What struck me was how many of the Cathedral’s decorative elements were a celebration of women artists.  Artists responsible for these decorative elements include sculptor Rosamond Praeger; mosaicists Gertrude and Margaret Martin and needleworkers Wilma Kirkpatrick and Helen O’Hare.

From Belfast Cathedral’s website celebrating International Women’s Day:-

Sophia Rosamund Praeger

‘Rosamund Praeger was an Irish writer, poet, artist and sculptor and was born in Holywood, County Down in 1867. Praeger studied at the School of Art in Belfast and Slade School in London alongside studying art in Paris before returning to her home in Holywood and opening her own studio.

In Belfast Cathedral, the only work Rosamund signed was the plaque situated above Sir Edward Carson’s tomb, made in 1938, the reason is unknown as Praeger was a successful artist and was known for her bronze and stone sculptural works.
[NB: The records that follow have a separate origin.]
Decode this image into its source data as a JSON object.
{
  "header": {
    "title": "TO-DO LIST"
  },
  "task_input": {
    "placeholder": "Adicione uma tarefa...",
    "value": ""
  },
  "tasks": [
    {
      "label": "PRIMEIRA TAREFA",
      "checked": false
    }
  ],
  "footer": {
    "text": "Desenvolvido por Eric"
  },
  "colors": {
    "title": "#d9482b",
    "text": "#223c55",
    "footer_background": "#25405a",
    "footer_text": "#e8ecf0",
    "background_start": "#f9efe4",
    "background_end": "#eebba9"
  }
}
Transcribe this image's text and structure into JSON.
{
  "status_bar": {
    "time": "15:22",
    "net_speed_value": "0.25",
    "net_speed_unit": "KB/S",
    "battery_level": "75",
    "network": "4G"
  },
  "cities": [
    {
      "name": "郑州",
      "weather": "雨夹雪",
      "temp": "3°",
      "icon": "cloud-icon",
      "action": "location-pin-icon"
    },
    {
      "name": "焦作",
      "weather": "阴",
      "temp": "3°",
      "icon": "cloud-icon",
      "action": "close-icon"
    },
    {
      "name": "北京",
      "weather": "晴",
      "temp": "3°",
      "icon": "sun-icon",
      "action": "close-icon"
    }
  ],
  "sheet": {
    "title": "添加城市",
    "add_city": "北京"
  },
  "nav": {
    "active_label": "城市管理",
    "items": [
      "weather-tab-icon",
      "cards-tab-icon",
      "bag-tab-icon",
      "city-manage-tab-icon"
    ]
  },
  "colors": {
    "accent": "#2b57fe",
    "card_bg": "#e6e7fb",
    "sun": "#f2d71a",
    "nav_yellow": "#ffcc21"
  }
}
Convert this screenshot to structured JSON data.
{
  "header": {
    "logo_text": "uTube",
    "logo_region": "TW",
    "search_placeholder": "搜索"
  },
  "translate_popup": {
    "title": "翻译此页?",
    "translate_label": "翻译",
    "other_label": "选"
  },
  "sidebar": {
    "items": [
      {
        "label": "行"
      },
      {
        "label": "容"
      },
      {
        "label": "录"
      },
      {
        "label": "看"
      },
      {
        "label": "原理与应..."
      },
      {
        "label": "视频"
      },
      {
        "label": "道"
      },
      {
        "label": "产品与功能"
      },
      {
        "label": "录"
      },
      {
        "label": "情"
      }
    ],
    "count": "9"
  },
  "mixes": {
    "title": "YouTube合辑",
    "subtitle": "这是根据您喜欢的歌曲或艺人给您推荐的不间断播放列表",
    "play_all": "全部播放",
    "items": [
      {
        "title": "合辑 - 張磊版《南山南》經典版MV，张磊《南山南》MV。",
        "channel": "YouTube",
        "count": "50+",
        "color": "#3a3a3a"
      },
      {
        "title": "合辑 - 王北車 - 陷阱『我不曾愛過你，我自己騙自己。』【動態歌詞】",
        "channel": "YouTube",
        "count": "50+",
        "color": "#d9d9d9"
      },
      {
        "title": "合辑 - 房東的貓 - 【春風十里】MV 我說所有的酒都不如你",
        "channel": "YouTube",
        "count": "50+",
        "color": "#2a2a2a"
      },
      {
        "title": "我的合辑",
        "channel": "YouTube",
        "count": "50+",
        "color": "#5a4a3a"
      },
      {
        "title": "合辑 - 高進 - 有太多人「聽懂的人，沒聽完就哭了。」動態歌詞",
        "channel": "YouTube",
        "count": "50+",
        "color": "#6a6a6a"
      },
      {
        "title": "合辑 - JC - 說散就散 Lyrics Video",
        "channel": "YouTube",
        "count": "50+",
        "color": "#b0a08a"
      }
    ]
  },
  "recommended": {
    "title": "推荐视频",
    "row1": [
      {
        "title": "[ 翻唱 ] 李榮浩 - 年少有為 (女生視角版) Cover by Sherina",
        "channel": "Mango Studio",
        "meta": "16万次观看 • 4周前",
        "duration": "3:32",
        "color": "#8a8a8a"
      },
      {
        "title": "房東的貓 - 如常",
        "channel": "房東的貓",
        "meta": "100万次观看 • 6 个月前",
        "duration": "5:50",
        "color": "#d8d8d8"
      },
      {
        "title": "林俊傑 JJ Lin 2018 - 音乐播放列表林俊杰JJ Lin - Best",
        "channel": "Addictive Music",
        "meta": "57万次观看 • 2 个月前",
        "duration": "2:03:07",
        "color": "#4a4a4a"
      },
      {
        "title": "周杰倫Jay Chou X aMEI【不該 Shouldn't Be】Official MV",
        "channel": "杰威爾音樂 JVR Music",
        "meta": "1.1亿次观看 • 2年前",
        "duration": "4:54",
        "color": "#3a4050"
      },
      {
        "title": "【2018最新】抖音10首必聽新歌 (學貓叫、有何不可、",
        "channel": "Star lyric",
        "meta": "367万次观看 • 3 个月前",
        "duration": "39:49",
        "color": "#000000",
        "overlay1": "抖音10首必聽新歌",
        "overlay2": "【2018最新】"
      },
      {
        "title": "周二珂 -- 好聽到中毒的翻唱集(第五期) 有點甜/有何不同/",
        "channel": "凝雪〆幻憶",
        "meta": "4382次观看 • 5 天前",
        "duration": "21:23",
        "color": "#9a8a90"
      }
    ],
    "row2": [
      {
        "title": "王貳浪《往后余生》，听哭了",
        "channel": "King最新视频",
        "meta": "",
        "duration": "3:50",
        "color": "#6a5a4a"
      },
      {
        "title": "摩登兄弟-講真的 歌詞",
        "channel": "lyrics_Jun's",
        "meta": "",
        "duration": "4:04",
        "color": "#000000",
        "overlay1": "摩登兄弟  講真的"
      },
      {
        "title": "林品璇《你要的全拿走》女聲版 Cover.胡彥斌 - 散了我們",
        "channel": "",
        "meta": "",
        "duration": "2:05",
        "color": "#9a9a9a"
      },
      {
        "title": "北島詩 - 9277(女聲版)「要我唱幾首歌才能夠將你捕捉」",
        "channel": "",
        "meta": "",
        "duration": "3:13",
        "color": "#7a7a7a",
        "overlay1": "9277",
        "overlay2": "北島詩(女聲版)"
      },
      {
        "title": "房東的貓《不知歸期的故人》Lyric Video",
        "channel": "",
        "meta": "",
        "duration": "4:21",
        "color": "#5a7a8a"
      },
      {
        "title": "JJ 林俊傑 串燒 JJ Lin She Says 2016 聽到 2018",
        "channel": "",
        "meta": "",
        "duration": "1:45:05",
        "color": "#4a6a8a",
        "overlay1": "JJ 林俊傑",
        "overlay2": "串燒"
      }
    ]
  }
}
Praeger’s works can be found throughout Belfast, in the Ulster Museum and the Ulster Folk Museum, as well as in Holywood and the National Gallery of Ireland.

Some of the most interesting points in the Cathedral include Praeger’s Rederos, “As the Shadow of a Great Rock”, found in the Ambulatory, and the delicate cherub sculptures found in the Baptistry’.

Gertrude and Margaret Martin

‘Belfast artists Gertrude and Margaret Martin created the St Patrick mosaic in the House of Commons and the mosaics in the Lady Chapel of Westminster Cathedral, London. Historically, female artists have been overlooked and underrepresented, this is seen greatly by the limited information available regarding the Martin sisters, whose detailed and beautiful works in Belfast Cathedral took over 7 years to complete.

The Martin sisters completed numerous mosaics in the Cathedral which are situated in the tympanum above the West Doors, smaller installations above the North and South doors as well as the mosaics created for the Chapel of the Holy Spirit.

One of the most popular mosaics created is featured on the dome of the Baptistry. This mosaic is made of over 150,000 pieces and was the first to be completed in 1928. It depicts the Creation of the world, with the four elements represented, earth, air, fire and water. God’s hand can be seen reaching down from a golden sunburst’.

Wilma Kirkpatrick and Helen O’Hare

The Titanic Pall, a memorial to those who died when the historic ship hit an iceberg in April 1912, was created by Helen O’Hare and Wilma Kirkpatrick, textile artists at the University of Ulster.

‘The more than 1,500 lives lost in the sinking of the Titanic are commemorated in a beautiful hand-crafted funeral pall.  The pall, made of 100 per cent Merino felt, backed with Irish linen and dyed an indigo blue, evoke the midnight sea in which the Titanic finally came to rest.  A large central cross is fashioned from lots of tiny crosses and hundreds more of these crosses, in different sizes and shapes, each individually stitched in silk, rayon, metallic and cotton threads, fall away towards the velvet rimmed edges of the pall, symbolic of lost lives sinking into the dark ocean’.

The decorations created by these amazing women were, for me, the highlights of the Cathedral tour and our guide took time to focus on these stunning pieces of artwork and the women behind them.

Claire Messenger, ITP Manager